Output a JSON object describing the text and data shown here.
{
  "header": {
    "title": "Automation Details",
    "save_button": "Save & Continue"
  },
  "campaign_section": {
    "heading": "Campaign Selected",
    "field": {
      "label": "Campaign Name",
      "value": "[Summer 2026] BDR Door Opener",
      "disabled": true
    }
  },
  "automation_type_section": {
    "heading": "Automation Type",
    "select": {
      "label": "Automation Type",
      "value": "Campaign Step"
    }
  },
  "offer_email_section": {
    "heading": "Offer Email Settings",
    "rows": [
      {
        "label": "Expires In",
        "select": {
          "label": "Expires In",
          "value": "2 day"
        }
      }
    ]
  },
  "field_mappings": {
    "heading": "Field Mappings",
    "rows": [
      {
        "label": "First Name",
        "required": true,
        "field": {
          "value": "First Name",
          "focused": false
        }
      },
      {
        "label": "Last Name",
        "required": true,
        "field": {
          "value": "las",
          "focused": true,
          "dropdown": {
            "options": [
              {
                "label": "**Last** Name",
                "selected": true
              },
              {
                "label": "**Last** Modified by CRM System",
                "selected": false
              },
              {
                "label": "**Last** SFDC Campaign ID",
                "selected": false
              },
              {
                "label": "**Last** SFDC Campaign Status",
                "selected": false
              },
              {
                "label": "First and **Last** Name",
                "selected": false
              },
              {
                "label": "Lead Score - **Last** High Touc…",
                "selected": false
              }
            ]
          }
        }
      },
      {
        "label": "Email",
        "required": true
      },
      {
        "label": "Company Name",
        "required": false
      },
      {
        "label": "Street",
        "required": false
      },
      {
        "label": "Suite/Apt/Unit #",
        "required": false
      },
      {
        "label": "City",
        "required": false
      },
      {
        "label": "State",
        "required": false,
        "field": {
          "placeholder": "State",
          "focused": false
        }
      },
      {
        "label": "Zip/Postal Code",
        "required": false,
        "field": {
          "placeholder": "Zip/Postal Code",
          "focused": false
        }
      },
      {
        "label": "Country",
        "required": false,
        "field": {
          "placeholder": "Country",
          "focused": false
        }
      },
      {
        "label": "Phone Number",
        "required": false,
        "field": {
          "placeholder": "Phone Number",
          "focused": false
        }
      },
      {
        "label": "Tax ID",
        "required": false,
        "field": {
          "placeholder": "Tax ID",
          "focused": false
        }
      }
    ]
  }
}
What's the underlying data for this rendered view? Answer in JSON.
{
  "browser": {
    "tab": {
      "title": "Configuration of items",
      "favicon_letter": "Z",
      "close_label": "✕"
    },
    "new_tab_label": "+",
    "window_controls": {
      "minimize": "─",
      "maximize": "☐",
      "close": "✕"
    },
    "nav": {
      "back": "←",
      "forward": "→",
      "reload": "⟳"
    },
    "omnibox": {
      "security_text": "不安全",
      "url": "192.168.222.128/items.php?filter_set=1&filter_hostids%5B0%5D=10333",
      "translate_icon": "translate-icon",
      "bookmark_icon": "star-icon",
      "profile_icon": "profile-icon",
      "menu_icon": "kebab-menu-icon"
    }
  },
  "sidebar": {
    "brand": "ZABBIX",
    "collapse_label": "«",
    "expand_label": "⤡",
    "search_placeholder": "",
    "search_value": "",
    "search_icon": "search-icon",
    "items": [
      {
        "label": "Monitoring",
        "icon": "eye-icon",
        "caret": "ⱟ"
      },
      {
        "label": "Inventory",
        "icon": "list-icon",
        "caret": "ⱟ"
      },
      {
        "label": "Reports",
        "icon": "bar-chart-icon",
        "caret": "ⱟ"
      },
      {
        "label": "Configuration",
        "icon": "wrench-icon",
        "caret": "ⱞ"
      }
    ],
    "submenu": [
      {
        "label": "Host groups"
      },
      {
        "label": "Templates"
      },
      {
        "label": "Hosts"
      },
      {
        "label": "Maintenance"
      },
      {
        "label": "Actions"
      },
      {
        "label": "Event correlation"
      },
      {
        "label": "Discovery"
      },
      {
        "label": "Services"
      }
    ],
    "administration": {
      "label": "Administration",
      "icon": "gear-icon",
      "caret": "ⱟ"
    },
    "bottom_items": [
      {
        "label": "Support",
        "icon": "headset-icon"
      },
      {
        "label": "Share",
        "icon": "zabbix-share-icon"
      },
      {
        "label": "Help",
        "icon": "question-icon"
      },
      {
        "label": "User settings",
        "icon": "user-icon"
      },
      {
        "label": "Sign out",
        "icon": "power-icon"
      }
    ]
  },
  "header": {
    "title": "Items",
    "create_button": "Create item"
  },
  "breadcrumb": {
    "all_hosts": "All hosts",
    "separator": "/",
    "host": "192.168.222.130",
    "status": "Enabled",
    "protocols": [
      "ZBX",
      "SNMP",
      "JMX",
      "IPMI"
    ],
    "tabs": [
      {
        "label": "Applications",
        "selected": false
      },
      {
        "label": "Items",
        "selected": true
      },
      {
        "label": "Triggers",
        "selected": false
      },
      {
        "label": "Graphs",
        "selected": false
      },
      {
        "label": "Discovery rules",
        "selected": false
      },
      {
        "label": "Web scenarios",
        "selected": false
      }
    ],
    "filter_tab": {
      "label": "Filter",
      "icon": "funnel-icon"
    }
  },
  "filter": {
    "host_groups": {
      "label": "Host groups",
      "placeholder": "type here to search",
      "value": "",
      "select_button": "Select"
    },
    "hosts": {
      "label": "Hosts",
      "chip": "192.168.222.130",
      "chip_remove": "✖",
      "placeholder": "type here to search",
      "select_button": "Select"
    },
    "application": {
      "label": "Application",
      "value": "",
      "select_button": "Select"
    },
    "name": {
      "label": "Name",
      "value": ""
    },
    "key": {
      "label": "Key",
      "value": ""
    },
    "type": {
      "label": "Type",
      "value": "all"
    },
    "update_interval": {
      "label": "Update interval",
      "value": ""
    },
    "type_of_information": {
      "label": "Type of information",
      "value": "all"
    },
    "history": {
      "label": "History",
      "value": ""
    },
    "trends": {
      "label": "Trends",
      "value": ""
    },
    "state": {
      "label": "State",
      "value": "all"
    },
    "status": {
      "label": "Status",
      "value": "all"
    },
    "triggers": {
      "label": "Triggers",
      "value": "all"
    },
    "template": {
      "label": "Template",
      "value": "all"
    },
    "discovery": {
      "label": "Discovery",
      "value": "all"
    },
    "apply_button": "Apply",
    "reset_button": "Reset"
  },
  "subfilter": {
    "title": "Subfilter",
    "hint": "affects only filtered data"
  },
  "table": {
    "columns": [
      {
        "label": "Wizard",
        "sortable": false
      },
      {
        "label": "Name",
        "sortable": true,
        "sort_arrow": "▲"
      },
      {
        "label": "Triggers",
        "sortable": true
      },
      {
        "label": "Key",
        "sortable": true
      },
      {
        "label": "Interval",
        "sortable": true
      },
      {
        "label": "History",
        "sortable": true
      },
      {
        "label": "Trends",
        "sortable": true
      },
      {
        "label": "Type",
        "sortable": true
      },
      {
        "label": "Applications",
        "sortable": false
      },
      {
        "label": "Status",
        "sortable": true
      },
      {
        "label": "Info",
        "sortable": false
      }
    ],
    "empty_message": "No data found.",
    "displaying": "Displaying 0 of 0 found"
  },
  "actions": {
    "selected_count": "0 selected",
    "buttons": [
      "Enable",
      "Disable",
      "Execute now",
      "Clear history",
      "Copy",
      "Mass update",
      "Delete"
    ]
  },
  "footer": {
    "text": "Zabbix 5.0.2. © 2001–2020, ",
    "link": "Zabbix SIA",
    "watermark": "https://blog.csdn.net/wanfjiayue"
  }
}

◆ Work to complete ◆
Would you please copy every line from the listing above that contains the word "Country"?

◆ Answer space ◆
        "label": "Country",
          "placeholder": "Country",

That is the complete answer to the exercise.